He taught at Cornell University and Bard College for a time, and while he liked “the process of teaching,” he said that being in a university setting started to make his poetry “too literary.”
He became an editor at Commentary magazine, “putting articles by sociologists and academics into English.”
“Editing is good, clean work. It’s satisfying to help to shape and focus an article, or an issue of the magazine,” he said in 1997. “Writing captions, writing headlines — all of those things are very satisfying.”
From Commentary, where he became the top editor, he moved to The New Yorker. He also worked briefly at The Village Voice, as poetry editor and ad salesman prior to his tenure at The Times.
Mr. Shapiro’s marriage to Edna Lewis Kaufman Shapiro, with whom he had two sons, ended in divorce. The family began coming to Amagansett in 1966 and bought a house there in 1967. From that point on, Mr. Shapiro spent “all of his summers and a lot of his time in and around East Hampton and Amagansett,” his son Saul said. He was close with many of the poets who called the area home and was “an avid weekend fisherman,” his son Dan Shapiro said.
By the time he became editor of the Book Review, he was a published poet with several books to his credit and many friends who were writers.
That, he said in 1997, “was something of a problem. Although I didn’t write reviews of books by poets, some poets tended to hold me responsible for what was written about them.” And then there was the pressure to review books by friends or friends of friends. “It was a hard but interesting job. I tried to read all of the significant books that came out. My days were filled with editing and I read every night.”
When work was finally through, he followed his muse. “If you are a poet, you have to find the time to write poetry. No matter what you’re doing, you arrange your life in such a way that there is time,” he said in The Brooklyn Rail interview. Among his other books were “National Cold Storage Company” (1988), “How Charlie Shavers Died and Other Poems” (2001), and “A Day’s Portion” (1994). He edited the anthology “Poets of World War II,” published in 2003.
Whether the medium was poetry or prose, Mr. Shapiro had a deep love of the written word. “It seems miraculous to me that you can place words on the page and that they stay there for centuries,” he said in 1997, reflecting on the 16th-century poet Sir Thomas Wyatt. “It’s always meant a lot to me that the voice can remain, so clearly, for so long.”
After my death, my desk,
which is now so cluttered,
will be bare wood, simple and shining,
as I wanted it to be in my life,
as I wanted my life to be.

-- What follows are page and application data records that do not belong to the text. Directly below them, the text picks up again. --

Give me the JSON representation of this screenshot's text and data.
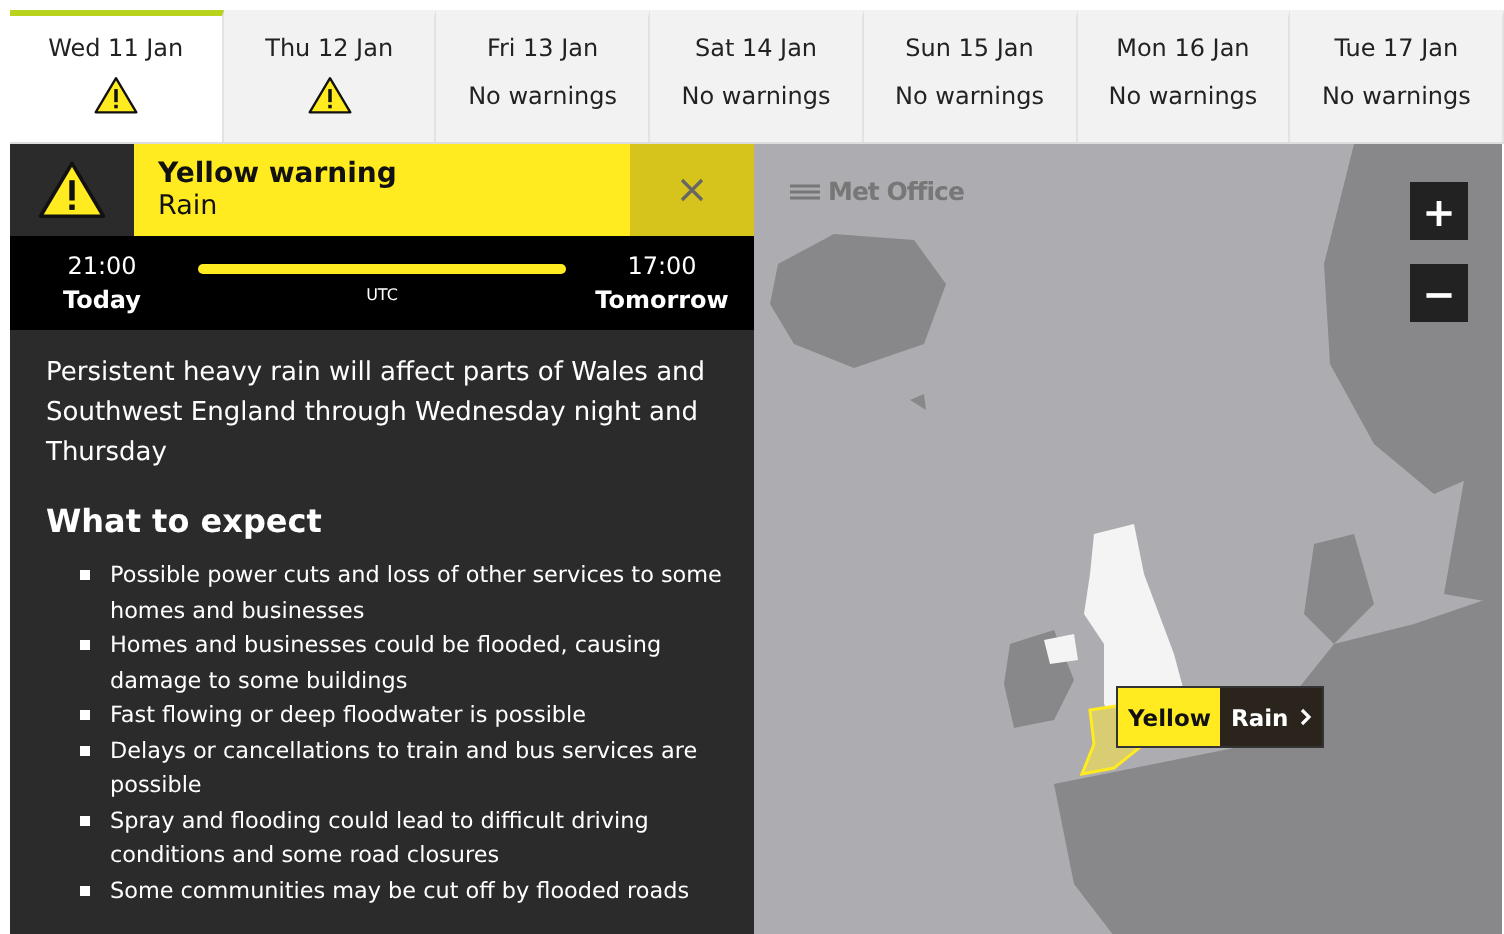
{
  "days": [
    {
      "label": "Wed 11 Jan",
      "selected": true,
      "kind": "warning"
    },
    {
      "label": "Thu 12 Jan",
      "selected": false,
      "kind": "warning"
    },
    {
      "label": "Fri 13 Jan",
      "selected": false,
      "kind": "none",
      "status": "No warnings"
    },
    {
      "label": "Sat 14 Jan",
      "selected": false,
      "kind": "none",
      "status": "No warnings"
    },
    {
      "label": "Sun 15 Jan",
      "selected": false,
      "kind": "none",
      "status": "No warnings"
    },
    {
      "label": "Mon 16 Jan",
      "selected": false,
      "kind": "none",
      "status": "No warnings"
    },
    {
      "label": "Tue 17 Jan",
      "selected": false,
      "kind": "none",
      "status": "No warnings"
    }
  ],
  "warning": {
    "title": "Yellow warning",
    "type": "Rain",
    "color": "#ffeb1f"
  },
  "timeline": {
    "start_time": "21:00",
    "start_day": "Today",
    "zone": "UTC",
    "end_time": "17:00",
    "end_day": "Tomorrow"
  },
  "summary": "Persistent heavy rain will affect parts of Wales and Southwest England through Wednesday night and Thursday",
  "heading": "What to expect",
  "bullets": [
    "Possible power cuts and loss of other services to some homes and businesses",
    "Homes and businesses could be flooded, causing damage to some buildings",
    "Fast flowing or deep floodwater is possible",
    "Delays or cancellations to train and bus services are possible",
    "Spray and flooding could lead to difficult driving conditions and some road closures",
    "Some communities may be cut off by flooded roads"
  ],
  "map": {
    "logo": "Met Office",
    "zoom_in": "+",
    "zoom_out": "−",
    "label": {
      "level": "Yellow",
      "type": "Rain"
    }
  }
}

In addition to Ms. Williams, his companion of 15 years, and his sons, Dan Shapiro of Yorktown Heights, N.Y., and Saul Shapiro of Brooklyn and East Hampton, Mr. Shapiro is survived by three grandchildren.
A private graveside service for Mr. Shapiro was held on Tuesday at Chevra Kadisha Cemetery in Sag Harbor. Rabbi William Siemers of Temple Israel in Riverhead officiated.
Memorials are being planned at St. Mark’s Church in the Bowery in the spring and at Canio’s Books in Sag Harbor in late spring or early summer.